[Page and application data records]
● ● ● ● ● ● ●
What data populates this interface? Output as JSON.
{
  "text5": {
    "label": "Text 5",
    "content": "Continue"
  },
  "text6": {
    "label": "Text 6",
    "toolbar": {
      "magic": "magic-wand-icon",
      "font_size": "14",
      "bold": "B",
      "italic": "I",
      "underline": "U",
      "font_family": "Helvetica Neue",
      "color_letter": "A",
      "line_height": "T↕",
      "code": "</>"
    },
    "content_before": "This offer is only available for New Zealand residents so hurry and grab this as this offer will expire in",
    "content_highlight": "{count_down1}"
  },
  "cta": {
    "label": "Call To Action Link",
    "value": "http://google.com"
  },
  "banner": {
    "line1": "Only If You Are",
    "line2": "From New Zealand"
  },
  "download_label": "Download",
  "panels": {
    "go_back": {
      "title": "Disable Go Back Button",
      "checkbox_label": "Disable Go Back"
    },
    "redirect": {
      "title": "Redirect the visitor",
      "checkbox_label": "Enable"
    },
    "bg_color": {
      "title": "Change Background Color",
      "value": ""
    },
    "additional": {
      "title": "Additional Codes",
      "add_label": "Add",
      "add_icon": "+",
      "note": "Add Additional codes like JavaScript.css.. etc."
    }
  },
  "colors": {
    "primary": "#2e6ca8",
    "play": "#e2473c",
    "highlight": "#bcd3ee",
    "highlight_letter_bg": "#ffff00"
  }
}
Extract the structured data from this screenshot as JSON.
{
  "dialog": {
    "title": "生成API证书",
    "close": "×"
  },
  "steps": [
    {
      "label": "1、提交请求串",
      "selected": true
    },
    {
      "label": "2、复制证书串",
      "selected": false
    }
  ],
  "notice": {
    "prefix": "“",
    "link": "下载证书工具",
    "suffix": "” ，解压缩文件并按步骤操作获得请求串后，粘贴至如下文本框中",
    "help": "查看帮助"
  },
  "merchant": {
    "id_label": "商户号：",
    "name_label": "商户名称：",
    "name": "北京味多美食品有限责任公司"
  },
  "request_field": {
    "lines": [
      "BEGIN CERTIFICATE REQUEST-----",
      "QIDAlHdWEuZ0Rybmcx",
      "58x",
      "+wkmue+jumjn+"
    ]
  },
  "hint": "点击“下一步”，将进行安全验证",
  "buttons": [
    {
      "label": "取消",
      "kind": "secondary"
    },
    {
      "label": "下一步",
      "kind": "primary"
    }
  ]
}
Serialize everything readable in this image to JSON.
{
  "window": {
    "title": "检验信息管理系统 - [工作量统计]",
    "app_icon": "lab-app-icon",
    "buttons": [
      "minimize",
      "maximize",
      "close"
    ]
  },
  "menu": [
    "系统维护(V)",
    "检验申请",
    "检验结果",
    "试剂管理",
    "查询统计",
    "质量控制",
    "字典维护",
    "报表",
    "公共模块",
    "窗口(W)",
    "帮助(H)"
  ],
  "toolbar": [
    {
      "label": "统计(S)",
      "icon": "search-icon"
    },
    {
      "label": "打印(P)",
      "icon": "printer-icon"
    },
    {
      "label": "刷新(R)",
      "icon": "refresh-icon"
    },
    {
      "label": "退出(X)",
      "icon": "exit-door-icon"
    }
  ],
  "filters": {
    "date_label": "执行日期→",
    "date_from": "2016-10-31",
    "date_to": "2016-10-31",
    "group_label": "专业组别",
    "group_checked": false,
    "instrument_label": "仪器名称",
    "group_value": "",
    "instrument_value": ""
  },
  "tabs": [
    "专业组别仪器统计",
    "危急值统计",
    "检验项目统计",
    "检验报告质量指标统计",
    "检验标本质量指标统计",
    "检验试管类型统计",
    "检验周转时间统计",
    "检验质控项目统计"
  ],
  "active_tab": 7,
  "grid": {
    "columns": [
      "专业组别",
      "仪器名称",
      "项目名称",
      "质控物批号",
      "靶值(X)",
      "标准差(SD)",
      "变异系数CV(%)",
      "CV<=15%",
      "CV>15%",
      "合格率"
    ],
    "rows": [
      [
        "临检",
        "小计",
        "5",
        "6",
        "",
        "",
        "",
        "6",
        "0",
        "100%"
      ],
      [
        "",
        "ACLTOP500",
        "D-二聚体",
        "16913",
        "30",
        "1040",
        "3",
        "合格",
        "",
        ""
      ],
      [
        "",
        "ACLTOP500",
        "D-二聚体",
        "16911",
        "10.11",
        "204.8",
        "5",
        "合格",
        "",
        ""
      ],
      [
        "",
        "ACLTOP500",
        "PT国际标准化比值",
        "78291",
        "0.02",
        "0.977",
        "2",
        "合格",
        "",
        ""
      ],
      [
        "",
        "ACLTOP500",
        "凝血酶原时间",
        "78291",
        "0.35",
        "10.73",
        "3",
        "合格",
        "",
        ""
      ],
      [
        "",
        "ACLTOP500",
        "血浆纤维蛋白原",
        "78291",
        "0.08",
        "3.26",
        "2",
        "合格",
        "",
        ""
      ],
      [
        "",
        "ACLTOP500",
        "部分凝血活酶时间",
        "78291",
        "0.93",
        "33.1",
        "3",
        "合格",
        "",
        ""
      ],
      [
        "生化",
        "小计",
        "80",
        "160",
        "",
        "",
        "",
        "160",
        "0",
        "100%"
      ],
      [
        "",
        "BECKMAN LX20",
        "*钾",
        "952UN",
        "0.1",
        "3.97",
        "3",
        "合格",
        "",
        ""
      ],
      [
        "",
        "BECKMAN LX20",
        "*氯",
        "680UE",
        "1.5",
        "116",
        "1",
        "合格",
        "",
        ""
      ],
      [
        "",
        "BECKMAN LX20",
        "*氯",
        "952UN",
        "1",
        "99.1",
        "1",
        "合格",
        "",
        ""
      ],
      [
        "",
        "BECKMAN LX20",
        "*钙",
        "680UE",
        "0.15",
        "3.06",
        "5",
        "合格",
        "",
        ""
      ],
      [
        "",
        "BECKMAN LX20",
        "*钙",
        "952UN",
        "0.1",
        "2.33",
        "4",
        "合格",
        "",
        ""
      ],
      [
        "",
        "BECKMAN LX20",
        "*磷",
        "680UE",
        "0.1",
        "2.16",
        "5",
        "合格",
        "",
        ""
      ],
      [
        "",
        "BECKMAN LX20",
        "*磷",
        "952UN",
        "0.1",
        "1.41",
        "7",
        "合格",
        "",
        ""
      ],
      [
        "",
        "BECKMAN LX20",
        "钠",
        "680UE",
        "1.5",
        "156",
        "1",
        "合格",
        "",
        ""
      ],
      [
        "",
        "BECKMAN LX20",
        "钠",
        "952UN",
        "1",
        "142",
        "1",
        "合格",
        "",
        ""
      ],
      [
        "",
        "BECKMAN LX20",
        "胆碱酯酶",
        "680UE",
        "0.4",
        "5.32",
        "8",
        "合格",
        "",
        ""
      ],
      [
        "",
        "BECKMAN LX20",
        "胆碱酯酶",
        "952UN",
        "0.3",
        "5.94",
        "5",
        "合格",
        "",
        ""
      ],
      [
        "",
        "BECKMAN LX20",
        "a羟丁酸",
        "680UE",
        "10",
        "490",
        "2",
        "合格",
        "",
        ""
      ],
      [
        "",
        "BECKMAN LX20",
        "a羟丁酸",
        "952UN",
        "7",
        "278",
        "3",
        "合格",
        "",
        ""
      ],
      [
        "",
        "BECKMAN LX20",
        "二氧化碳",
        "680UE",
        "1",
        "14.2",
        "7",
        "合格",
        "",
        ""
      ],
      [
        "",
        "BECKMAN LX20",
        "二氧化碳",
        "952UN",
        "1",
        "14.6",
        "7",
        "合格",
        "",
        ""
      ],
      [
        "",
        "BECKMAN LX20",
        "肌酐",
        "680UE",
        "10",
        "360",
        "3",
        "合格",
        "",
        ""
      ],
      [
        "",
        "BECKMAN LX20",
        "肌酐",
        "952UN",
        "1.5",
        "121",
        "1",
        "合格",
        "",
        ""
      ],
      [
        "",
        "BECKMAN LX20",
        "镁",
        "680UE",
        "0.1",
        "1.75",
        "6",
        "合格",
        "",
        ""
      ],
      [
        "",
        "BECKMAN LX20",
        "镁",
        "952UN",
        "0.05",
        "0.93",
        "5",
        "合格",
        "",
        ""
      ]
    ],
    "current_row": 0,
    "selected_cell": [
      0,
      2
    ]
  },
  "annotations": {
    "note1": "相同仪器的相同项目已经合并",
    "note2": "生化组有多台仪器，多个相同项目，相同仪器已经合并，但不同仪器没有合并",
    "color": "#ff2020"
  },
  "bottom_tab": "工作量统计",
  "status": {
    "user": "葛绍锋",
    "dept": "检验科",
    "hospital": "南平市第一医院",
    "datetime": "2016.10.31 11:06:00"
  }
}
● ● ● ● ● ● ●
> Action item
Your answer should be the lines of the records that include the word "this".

> Solution to the exercise
What data populates this interface? Output as JSON.
    "content_before": "This offer is only available for New Zealand residents so hurry and grab this as this offer will expire in",
Extract the structured data from this screenshot as JSON.
Serialize everything readable in this image to JSON.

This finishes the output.